|Keywords||Adult, Computational Biology, Exome, Genetic Diseases, X-Linked, Genetic Loci, Homozygote, Humans, Male, Mitochondrial Diseases, Mutation, Missense, Nephrolithiasis, Oculocerebrorenal Syndrome, Pedigree, Phenotype, Phosphoric Monoester Hydrolases, RNA Helicases, RNA, Ribosomal, 16S, Sequence Analysis, DNA, Spinocerebellar Ataxias, Spinocerebellar Degenerations|
BACKGROUND: The clinical features of mitochondrial disease are complex and highly variable, leading to challenges in establishing a specific diagnosis. Despite being one of the most commonly occurring inherited genetic diseases with an incidence of 1/5000, ~90% of these complex patients remain without a DNA-based diagnosis. We report our efforts to identify the pathogenetic cause for a patient with typical features of mitochondrial disease including infantile cataracts, CPEO, ptosis, progressive distal muscle weakness, and ataxia who carried a diagnosis of mitochondrial disease for over a decade.
METHODS: Whole exome sequencing and bioinformatic analysis of these data were conducted on the proband.

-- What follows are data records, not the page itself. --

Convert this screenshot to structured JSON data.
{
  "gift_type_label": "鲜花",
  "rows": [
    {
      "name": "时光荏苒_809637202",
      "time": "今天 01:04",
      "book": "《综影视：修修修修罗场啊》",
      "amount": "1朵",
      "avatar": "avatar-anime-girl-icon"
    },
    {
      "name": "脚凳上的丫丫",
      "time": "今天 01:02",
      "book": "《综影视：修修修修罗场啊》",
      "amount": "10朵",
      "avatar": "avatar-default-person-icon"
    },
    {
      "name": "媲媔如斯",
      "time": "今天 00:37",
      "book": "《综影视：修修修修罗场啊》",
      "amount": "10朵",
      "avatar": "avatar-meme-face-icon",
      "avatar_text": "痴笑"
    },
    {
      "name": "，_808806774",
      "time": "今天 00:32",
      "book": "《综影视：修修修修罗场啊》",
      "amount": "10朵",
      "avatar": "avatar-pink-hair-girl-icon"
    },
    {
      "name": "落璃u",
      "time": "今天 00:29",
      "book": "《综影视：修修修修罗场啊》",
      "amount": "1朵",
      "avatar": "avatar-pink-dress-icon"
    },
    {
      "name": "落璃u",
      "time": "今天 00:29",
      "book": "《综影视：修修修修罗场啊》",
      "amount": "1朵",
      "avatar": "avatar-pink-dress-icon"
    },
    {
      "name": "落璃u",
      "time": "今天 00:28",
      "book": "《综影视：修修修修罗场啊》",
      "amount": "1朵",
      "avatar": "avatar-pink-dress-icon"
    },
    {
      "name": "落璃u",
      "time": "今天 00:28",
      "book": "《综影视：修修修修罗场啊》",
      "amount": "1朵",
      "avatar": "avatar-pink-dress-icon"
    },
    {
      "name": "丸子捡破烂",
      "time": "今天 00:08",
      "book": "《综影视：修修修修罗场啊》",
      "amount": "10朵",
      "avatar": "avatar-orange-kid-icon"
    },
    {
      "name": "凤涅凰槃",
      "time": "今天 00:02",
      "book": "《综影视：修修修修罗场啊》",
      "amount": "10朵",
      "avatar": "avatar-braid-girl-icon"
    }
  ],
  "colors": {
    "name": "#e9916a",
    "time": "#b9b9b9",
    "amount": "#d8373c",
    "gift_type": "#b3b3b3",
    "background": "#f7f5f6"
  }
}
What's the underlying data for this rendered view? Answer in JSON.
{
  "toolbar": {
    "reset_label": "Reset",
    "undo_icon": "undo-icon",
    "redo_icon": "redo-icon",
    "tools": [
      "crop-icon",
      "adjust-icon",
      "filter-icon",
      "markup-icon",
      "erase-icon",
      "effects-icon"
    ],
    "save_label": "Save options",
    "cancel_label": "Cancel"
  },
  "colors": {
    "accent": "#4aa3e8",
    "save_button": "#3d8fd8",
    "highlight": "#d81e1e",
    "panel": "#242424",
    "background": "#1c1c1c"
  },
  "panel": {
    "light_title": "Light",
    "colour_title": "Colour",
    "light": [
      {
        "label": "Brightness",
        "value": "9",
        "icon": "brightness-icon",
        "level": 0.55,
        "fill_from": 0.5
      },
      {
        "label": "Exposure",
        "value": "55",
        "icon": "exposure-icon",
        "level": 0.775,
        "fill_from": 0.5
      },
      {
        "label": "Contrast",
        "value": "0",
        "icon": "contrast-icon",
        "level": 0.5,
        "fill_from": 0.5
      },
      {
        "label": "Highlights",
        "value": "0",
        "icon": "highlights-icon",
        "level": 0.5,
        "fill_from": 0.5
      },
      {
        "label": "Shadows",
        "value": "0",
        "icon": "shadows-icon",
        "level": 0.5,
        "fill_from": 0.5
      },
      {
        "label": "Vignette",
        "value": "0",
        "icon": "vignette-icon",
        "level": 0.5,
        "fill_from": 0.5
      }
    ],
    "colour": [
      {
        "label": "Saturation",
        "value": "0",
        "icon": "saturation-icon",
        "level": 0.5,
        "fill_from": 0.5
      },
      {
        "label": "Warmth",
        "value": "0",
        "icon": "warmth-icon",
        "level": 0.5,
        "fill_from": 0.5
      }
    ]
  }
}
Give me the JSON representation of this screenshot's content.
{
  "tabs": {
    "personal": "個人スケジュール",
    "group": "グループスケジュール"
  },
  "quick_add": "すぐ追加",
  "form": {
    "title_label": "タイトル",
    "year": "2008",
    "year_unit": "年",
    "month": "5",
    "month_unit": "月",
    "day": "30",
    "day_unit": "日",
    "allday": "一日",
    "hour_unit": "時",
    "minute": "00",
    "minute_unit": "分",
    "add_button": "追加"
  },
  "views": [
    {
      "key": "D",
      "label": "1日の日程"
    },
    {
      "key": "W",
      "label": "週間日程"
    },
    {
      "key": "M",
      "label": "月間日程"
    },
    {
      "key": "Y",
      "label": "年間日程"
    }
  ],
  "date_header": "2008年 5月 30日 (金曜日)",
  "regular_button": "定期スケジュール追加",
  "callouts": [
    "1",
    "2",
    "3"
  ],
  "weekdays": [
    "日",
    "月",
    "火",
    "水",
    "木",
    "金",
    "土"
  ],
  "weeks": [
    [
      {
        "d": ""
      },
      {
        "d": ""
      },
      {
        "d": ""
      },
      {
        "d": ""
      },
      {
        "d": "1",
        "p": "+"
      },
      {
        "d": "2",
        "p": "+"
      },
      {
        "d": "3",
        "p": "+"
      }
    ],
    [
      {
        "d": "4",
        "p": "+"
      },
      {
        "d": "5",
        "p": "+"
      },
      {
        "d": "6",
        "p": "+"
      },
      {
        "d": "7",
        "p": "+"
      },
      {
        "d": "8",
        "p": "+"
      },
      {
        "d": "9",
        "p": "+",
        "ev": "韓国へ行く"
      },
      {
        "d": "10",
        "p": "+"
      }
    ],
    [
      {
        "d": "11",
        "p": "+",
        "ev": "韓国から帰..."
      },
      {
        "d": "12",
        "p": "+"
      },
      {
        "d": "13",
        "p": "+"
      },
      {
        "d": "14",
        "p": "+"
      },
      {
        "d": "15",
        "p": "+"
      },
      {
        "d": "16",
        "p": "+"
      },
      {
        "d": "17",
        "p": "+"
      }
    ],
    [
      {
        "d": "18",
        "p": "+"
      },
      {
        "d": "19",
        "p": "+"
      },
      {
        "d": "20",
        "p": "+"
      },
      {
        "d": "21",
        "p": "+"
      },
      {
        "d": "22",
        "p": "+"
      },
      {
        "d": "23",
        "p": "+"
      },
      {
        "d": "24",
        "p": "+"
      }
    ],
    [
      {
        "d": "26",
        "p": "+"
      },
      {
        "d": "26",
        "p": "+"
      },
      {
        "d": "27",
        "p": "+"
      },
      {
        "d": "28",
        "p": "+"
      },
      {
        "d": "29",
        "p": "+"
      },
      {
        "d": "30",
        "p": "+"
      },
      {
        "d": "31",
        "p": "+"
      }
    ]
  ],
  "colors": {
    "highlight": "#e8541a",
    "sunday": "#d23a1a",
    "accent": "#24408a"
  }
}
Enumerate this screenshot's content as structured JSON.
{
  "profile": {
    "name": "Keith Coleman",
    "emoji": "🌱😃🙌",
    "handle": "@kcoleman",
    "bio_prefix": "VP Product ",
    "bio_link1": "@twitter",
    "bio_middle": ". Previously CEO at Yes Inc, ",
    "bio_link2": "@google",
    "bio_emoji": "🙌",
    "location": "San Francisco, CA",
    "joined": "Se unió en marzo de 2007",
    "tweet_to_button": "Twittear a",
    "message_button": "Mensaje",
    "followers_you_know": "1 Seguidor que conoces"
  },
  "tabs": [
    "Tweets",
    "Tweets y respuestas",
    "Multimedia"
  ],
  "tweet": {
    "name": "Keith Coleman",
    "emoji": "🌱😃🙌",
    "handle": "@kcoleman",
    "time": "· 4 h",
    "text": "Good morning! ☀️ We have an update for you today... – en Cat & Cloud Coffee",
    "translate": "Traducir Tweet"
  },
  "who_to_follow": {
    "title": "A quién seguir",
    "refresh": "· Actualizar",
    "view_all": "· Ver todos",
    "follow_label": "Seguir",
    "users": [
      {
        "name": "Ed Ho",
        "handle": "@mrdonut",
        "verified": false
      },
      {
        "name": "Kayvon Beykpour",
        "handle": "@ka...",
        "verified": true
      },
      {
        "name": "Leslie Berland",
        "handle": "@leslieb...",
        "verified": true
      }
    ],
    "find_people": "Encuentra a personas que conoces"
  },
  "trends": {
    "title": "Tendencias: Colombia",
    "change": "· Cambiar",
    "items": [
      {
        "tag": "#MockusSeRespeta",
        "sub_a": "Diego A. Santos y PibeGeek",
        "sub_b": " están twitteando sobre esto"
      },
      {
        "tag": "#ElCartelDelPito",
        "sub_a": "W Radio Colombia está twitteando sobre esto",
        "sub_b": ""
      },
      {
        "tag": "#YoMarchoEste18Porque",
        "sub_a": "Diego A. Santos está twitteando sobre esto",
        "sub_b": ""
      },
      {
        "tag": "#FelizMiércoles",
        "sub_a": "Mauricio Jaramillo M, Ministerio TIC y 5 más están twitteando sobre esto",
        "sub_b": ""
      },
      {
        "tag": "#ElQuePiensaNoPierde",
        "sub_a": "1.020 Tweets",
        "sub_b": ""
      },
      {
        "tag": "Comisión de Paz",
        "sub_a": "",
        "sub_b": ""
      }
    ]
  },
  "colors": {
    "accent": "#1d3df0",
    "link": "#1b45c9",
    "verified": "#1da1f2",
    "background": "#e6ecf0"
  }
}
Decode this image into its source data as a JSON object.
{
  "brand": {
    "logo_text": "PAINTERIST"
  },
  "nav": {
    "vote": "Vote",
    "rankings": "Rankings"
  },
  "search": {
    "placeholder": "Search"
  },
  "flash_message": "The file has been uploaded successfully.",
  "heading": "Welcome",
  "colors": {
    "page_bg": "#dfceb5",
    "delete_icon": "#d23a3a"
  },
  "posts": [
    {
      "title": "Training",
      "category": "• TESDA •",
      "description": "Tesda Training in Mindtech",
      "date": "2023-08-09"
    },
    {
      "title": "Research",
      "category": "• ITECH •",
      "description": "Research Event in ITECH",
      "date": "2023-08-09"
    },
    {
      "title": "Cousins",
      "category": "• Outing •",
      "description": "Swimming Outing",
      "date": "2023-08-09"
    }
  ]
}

RESULTS: Exome sequencing studies showed a homozygous splice site mutation in SETX, which is known to cause Spinocerebellar Ataxia, Autosomal Recessive 1 (SCAR1). Additionally a missense mutation was identified in a highly conserved position of the OCRL gene, which causes Lowe Syndrome and Dent Disease 2.
CONCLUSIONS: This patient's complex phenotype reflects a complex genetic etiology in which no single gene explained the complete clinical presentation. These genetic studies reveal that this patient does not have mitochondrial disease but rather a genocopy caused by more than one mutant locus. This study demonstrates the benefit of exome sequencing in providing molecular diagnosis to individuals with complex clinical presentations.
|Alternate Journal||BMC Med. Genet.|
|PubMed Central ID||PMC3751849|